no thumb

The auto industry hopes to rev up the public’s acceptance of electric cars with the rollout of the Nissan Leaf and Chevrolet Volt. Leaf and the plug-in Volt will start around $36,000 and $39,000. To get you ready for the 2012 electric vehicle product line Penske Automotive Group has prepared a electric vehicle glossary to insure you are up-to-date and savvy on these eco-friendly models. 

  • Battery electric vehicle (BEV): This is a vehicle powered solely or primarily by a battery or battery pack. You charge the battery and run the car with no gas involved.
  • Extended Range Electric Vehicle (EREV): Vehicle that runs on electric motors and battery power for some distance before a combustion engine starts generating electricity. GM considers the Volt an example.
  • Electric Vehicle Support Equipment (EVSE) – The “charging” equipment used to maintain a charge on EV battery systems.
  • Hybrid Electric Vehicle (HEV): Any vehicle that can draw propulsion energy from a combination of a consumable fuel and an energy storage device such as a battery, capacitor or flywheel.
  • Kilowatt-hour (kWh): Measures of electrical energy.
  • Level 1 charging: Charging from a typical wall socket, typically a 110- or 120-volt outlet. Electric vehicles gain five to six miles for every hour they charge on Level 1.
  • Level 2 charging: Charging from a 220- or 240-volt outlet. This goes much faster than a regular wall outlet because it pulls more current at a higher voltage. Most electric vehicle owners install Level 2 charging systems in their homes. An EV can get 10 to 60 miles of range per hour of charging depending on the amperage of the circuit.
  • Level 3 charging (DC Fast Charging): A specialized high-voltage system that can charge a battery pack in about 30 minutes. It requires a special port on the electric vehicle and a special charging station that, as of now, is not widely available.
  • Off-peak charging: Charging the battery pack during periods of low demand for electricity, usually at night. This can reduce the cost of charging.
  • Parallel hybrid: A vehicle where drive power is supplied by both an electric motor and a combustion engine working together.
  • Plug-in hybrid vehicle: The vehicle has a battery pack that powers a motor and can be charged through an electrical outlet. Such a car will also have a combustion engine that extends the range of the vehicle once the battery is drained.
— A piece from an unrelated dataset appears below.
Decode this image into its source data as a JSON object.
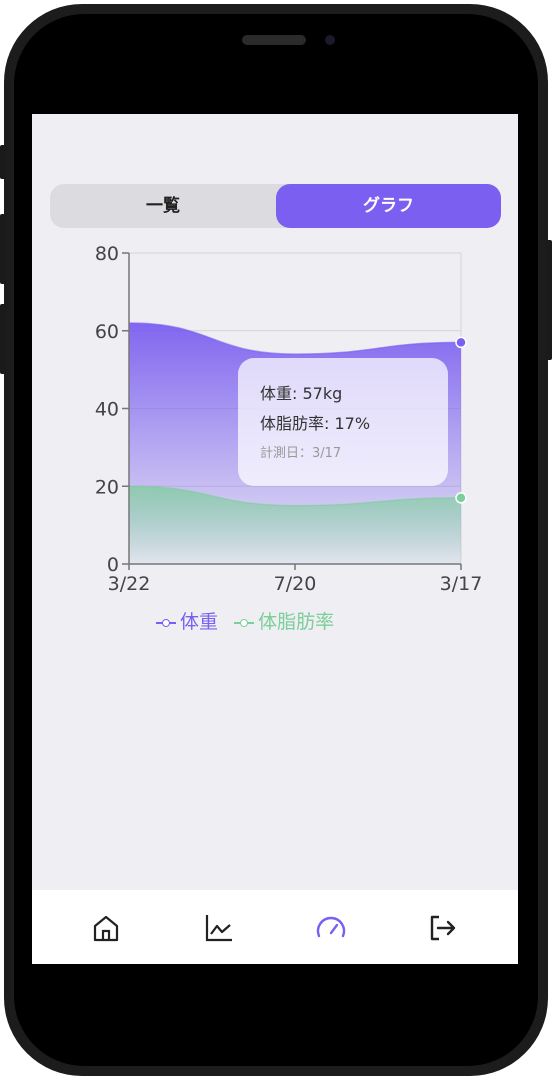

The extended range can come through the combustion engine powering the wheels or through the engine generating electricity to run the electric motor in the car.
  • Partial zero emissions vehicle (PZEV): A vehicle that has some sort of technology, that allows the car to travel at least some of the time without spewing emissions.
  • Range anxiety: Fear of not having enough power in the battery to get to a destination.
  • Regenerative braking – the reversal of an electric motor of an electric vehicle when it slows through braking or by lifting off of the accelerator.  The reversal causes the electric motor to become an electric generator feeding electricity back into the battery of the car.
  • Series hybrid vehicle: A vehicle in which power is delivered to the drive wheels solely by an electric motor but which uses a combustion engine to provide electric energy to the battery or the electric motor.
  • Zero-Emission Vehicle (ZEV): That means no pollutants come out of its tailpipe. Such vehicles include electric cars and fuel-cell vehicles and often qualify for government sales incentives and other perks such as carpool lane permits.

Leave a Response